*** Dataset extract ***
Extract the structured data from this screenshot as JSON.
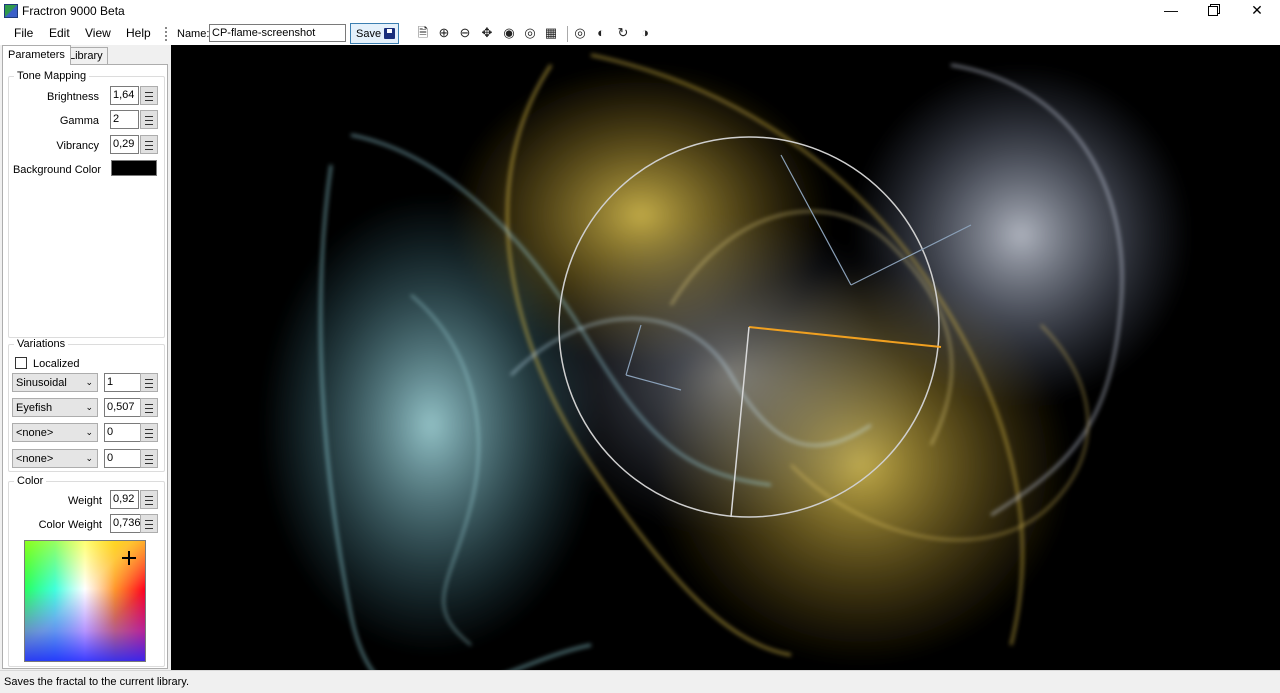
{
  "window": {
    "title": "Fractron 9000 Beta"
  },
  "menu": {
    "file": "File",
    "edit": "Edit",
    "view": "View",
    "help": "Help"
  },
  "toolbar": {
    "name_label": "Name:",
    "name_value": "CP-flame-screenshot",
    "save_label": "Save",
    "icons": [
      "new-file-icon",
      "zoom-in-icon",
      "zoom-out-icon",
      "center-icon",
      "view-icon",
      "view-alt-icon",
      "randomize-icon",
      "add-transform-icon",
      "remove-transform-icon",
      "rotate-icon",
      "copy-transform-icon"
    ]
  },
  "tabs": {
    "parameters": "Parameters",
    "library": "Library"
  },
  "tone_mapping": {
    "title": "Tone Mapping",
    "brightness_label": "Brightness",
    "brightness": "1,64",
    "gamma_label": "Gamma",
    "gamma": "2",
    "vibrancy_label": "Vibrancy",
    "vibrancy": "0,29",
    "background_label": "Background Color",
    "background_color": "#000000"
  },
  "variations": {
    "title": "Variations",
    "localized_label": "Localized",
    "localized": false,
    "rows": [
      {
        "name": "Sinusoidal",
        "value": "1"
      },
      {
        "name": "Eyefish",
        "value": "0,507"
      },
      {
        "name": "<none>",
        "value": "0"
      },
      {
        "name": "<none>",
        "value": "0"
      }
    ]
  },
  "color": {
    "title": "Color",
    "weight_label": "Weight",
    "weight": "0,92",
    "color_weight_label": "Color Weight",
    "color_weight": "0,736"
  },
  "status": {
    "text": "Saves the fractal to the current library."
  },
  "colors": {
    "accent": "#3c7fb1",
    "canvas_bg": "#000000",
    "flame_yellow": "#e8c64a",
    "flame_cyan": "#9fe8f0",
    "selected_transform": "#f0a020"
  }
}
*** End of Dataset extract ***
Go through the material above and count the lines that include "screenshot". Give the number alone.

2